- Take notes and/or record feedback (audio or video) as appropriate. Always obtain permission from participants before recording the session.
- Be respectful of your participants’ time.
- Always show appreciation to your respondents for sharing their time, energy, and insights.
- Inform participants on how their responses will be used.
Additionally, be intentional about taking notes and processing insights as you work. At the end of each discussion, review the results and make notes about the findings. Look back at the questions you set out to answer and write down any insights gathered through the discussion.
As you near the end of this process, organize and synthesize findings to look for trends. For example, you may organize notes from the test according to the Relevance, Comprehension, and other elements being tested—this can help reveal trends in the responses.
Use these synthesized results to modify your most motivating campaign strategy as needs be.
Checking in on your progress
Once you’ve completed a draft of your campaign strategy, go back to your research and key insights. Be critical; is each element of the strategy backed up by good evidence? It’s also important to share this draft with stakeholders collaborators for feedback.
This document will be the foundation of your campaign, so ask hard questions now (and prevent missed opportunities or mistakes later). You’ll continue to adjust and refine, of course, but you should feel confident in this strategy before moving forward.
What if I need to create demand for PrEP with more than one target population?
If you’re communicating to more than one audience the best practice is to create one strategy, and therefore one campaign, that speaks to all the audiences in which you need to inspire behavior change.

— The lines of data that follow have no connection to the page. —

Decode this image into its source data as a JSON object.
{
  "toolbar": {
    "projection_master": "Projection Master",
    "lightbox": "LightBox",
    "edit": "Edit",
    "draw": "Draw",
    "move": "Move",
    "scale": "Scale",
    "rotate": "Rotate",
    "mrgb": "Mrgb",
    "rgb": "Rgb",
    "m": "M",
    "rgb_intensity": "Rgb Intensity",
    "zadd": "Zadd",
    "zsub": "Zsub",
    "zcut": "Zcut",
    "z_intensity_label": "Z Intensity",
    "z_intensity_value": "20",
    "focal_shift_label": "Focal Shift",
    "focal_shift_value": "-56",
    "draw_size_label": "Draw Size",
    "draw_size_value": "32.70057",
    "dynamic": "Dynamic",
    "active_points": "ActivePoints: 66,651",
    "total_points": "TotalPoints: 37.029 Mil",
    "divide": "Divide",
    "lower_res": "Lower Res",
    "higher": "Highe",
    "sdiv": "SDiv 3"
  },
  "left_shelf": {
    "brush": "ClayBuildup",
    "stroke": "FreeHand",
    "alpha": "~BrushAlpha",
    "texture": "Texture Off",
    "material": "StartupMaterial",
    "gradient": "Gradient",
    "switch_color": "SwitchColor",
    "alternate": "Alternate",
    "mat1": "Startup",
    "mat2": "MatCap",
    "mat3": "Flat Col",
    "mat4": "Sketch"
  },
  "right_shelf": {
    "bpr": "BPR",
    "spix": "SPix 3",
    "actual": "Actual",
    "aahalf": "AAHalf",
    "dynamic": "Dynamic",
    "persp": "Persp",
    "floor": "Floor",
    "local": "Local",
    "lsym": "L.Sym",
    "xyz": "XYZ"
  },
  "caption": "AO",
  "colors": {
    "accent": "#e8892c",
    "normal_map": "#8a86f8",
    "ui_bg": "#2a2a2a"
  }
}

The goal in this case is to develop insights that are common to each audience, because if you use a common insight to craft a single strategic idea about PrEP, the campaign will communicate in a way that is meaningful and relevant to every audience.
If you’re communicating to more than two audiences (for instance, adolescent girls, female sex workers and serodiscordant couples), it is still important to try to find insights that are common to all groups. Similarly, using insights that are common between each audience will enable you to create a strategy that speaks to everyone. However, what remains important, as always, is that the strategic idea is focused enough that it communicates no more than one idea, and that it is still rich and flexible enough to be used across various channels (print, website, SMS etc.).